(Dataset rows describing interfaces)
= = = =
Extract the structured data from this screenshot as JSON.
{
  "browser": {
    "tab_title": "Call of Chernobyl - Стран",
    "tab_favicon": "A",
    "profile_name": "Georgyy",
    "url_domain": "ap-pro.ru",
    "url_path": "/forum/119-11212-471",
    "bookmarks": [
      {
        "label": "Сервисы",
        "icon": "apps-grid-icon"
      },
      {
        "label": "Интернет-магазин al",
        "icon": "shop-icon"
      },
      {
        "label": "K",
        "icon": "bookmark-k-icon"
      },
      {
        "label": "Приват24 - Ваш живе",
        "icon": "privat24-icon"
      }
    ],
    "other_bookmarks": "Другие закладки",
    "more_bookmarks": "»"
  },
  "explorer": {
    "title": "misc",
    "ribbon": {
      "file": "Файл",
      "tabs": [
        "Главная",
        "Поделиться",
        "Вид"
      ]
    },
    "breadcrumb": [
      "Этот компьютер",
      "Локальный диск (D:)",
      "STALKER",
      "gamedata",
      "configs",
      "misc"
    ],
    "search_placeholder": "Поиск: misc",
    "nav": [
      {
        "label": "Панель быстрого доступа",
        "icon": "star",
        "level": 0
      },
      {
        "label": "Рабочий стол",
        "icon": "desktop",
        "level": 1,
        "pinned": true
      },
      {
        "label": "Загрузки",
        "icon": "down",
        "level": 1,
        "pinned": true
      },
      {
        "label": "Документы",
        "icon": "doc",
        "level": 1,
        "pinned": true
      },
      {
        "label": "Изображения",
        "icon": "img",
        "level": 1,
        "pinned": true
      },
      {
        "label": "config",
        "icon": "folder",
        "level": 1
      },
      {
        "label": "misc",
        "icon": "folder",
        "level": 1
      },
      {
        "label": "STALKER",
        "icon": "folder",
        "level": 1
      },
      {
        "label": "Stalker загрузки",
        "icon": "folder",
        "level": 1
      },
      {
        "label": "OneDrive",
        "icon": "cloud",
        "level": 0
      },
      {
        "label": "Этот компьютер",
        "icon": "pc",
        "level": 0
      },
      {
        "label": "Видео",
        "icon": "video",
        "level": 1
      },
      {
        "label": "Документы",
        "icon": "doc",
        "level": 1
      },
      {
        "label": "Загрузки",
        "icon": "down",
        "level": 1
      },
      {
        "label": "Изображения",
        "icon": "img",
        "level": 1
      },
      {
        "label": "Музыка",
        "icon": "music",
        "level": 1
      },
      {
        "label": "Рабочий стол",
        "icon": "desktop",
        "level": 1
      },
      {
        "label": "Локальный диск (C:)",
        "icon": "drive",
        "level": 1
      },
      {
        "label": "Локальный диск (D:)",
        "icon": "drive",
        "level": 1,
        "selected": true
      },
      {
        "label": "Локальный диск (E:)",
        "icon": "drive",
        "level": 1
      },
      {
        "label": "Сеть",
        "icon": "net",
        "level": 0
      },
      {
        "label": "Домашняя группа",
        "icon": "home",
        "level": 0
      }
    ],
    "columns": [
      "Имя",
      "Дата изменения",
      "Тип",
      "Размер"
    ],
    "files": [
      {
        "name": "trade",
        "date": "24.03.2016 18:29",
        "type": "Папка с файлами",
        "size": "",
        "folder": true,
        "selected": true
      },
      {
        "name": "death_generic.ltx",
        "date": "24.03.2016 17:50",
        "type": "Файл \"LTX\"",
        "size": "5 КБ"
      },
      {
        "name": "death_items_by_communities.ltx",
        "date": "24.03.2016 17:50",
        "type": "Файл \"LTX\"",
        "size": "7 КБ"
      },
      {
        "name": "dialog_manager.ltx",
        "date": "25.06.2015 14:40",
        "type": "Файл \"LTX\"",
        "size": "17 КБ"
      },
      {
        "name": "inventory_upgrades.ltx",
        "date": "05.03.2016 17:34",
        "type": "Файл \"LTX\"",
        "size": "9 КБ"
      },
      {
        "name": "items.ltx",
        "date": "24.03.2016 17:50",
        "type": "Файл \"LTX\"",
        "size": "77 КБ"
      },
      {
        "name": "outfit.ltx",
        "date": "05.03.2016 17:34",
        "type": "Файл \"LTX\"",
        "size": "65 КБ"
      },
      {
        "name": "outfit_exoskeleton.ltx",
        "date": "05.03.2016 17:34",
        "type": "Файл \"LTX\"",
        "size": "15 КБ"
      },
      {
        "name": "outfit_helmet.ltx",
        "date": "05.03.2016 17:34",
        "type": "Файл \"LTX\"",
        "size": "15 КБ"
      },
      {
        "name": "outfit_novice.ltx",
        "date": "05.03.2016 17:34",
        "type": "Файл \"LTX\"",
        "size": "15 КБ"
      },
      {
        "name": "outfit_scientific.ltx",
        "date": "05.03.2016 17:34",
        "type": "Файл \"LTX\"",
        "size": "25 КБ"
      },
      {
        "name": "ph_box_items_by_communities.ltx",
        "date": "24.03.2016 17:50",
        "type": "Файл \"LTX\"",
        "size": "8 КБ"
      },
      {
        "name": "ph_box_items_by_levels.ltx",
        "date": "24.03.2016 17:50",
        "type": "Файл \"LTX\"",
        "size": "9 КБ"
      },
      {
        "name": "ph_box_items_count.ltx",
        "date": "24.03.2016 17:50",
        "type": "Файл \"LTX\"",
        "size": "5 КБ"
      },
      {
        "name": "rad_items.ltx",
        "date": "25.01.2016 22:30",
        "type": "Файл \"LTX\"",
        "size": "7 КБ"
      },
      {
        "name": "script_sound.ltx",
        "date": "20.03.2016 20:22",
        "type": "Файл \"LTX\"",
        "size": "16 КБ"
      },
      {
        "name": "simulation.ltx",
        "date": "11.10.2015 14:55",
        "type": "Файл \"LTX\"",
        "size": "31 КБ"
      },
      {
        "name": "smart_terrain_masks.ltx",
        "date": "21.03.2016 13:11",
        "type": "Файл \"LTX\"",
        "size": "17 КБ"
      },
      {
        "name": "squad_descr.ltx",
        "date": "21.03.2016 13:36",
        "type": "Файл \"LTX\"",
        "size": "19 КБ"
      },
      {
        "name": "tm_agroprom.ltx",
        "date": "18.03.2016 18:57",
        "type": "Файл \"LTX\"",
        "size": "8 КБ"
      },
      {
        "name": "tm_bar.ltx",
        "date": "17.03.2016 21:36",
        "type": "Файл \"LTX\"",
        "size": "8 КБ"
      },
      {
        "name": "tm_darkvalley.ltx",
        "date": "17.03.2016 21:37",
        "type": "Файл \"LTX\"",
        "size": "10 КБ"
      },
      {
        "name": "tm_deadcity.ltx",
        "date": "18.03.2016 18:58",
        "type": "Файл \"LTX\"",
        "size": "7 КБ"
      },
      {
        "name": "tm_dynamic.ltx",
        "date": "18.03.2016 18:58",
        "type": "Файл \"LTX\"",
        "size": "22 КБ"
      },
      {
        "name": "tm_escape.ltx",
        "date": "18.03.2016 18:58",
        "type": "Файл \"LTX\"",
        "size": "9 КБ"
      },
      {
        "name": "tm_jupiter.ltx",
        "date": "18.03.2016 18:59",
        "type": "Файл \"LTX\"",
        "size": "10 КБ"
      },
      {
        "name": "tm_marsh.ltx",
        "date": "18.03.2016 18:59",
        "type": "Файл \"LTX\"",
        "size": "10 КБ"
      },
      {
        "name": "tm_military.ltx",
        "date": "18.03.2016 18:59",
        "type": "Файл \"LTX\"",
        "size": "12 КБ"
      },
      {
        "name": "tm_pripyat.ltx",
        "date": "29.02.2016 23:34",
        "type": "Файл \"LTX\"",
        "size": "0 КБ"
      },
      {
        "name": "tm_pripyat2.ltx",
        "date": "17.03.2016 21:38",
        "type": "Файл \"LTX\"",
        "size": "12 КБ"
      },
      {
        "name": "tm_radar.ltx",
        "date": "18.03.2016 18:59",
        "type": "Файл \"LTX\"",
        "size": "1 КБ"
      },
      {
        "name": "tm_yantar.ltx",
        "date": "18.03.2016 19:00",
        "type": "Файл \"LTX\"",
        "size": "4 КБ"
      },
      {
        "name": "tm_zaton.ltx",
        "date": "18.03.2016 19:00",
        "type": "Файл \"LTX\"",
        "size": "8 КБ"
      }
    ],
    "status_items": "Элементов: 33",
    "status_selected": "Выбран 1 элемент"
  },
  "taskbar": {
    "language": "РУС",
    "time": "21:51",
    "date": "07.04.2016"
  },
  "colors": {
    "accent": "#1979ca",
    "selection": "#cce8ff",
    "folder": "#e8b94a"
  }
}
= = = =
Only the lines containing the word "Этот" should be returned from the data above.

      "Этот компьютер",
        "label": "Этот компьютер",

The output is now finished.